For some investors, Goldman is a symbol of Western banking, and its first attempt to enter the sukuk market - a $2 billion issuance programme registered with the Irish Stock Exchange three years ago - was dogged by suspicions that it might exploit Islamic finance.
Some analysts suggested Goldman might use the proceeds of the issue to lend money to clients for interest, or that the issue might not trade at par value, which could also contravene sharia principles.
Although Goldman insisted that these concerns were unfounded and Islamic scholars had given its 2011 plan adequate certification, it never went ahead with the issue.
This time, the U.S. bank appears to be taking pains to avoid controversy. The document from lead arrangers said it would use a wakala structure for its sukuk, instead of the murabaha structure planned in 2011.
Murabaha is a cost-plus sale arrangement which is commonly used in some parts of the Islamic world but has been criticised by some scholars for being too close to conventional financial engineering.
Goldman's latest plan may indicate that wakala, in which one party manages assets on behalf of another, is becoming the structure of choice for big global banks. The HSBC issue in 2011 was wakala, and Societe Generale and Bank of Tokyo-Mitsubishi UFJ have both chosen that structure for their plans.
Sales of Islamic financial instruments are checked for religious permissibility by sharia scholars engaged by the issuer. Goldman sought advice for its latest plan from three prominent scholars: Abdul Sattar Abu Ghuddah, Mohammed Elgari and Sheikh Nizam Yaquby, the source familiar with the plan said.

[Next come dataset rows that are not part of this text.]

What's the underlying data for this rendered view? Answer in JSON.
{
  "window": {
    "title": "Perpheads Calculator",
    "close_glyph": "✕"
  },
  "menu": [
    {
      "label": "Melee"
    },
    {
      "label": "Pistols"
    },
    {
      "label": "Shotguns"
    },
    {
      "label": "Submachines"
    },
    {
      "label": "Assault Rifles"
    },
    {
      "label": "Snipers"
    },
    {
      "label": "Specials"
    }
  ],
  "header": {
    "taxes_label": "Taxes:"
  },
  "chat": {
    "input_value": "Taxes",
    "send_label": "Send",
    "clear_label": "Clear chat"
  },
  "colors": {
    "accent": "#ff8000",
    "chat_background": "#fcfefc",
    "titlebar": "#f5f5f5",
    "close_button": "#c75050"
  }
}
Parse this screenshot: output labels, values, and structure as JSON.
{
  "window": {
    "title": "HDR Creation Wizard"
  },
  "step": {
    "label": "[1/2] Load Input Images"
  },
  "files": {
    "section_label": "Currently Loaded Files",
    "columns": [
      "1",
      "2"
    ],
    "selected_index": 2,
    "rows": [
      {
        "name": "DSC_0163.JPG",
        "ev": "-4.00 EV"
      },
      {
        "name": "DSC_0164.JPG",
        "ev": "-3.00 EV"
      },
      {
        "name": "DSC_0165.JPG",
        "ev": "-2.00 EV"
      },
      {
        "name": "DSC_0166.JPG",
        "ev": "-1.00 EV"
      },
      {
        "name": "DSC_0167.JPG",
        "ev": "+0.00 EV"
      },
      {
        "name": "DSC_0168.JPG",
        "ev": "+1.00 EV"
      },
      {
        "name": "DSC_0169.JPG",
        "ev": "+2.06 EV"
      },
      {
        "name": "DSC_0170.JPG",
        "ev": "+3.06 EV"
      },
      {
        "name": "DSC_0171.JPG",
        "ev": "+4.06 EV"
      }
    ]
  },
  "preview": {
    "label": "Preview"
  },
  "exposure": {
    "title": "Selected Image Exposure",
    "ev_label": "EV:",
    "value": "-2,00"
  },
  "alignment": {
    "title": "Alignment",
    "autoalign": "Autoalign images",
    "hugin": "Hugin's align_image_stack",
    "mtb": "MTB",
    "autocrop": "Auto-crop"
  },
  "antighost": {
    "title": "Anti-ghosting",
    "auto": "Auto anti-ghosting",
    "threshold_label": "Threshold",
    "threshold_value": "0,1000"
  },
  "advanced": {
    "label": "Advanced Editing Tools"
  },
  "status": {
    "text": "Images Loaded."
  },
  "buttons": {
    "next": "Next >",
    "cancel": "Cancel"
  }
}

"Goldman wanted to do something accepted by the market and has worked very hard on the structure with their sharia board and advisers, and also sought endorsements from the sharia boards of the joint lead managers, besides other experts," the source said.
Goldman chose itself, Abu Dhabi Islamic Bank, Emirates NBD, National Bank of Abu Dhabi and the investment banking arm of Saudi Arabia's National Commercial Bank to arrange the investor meetings, the document from lead managers said.
Initial indications are that Goldman's new plan may be received positively by the market. The involvement of top Western banks could help to develop Islamic finance by expanding its investor base and the pool of expert bankers involved in it.
"It has always been my view that it's good for them to make a comeback. This is a market that welcomes all kinds of issuers," Daud Bakar, chairman of the sharia advisory council under Malaysia's central bank, told Reuters.
"They need to make sure there is full disclosure on what the underlying project is. Also they need to consult with sharia scholars."
Mohamad Akram Ladlin, executive director at the International Shari’ah Research Academy for Islamic Finance, said: "As with any issuance it is encouraged if the purpose of it is for good: to develop infrastructure, to enhance Islamic finance, for example.
"The earlier controversy was with their background, their image in the industry. There were also issues with the structure of the sukuk. If they can overcome these, why not?"
The sukuk would be issued through a vehicle called JANY Sukuk Co and be guaranteed by Goldman Sachs. The issue is expected to be rated A-minus by Standard & Poor's and A by Fitch Ratings, identical to the ratings of the investment bank, the document added.
The issue would be listed on the Luxembourg Stock Exchange; trading wakala sukuk is less controversial than trading murabaha instruments, many scholars believe.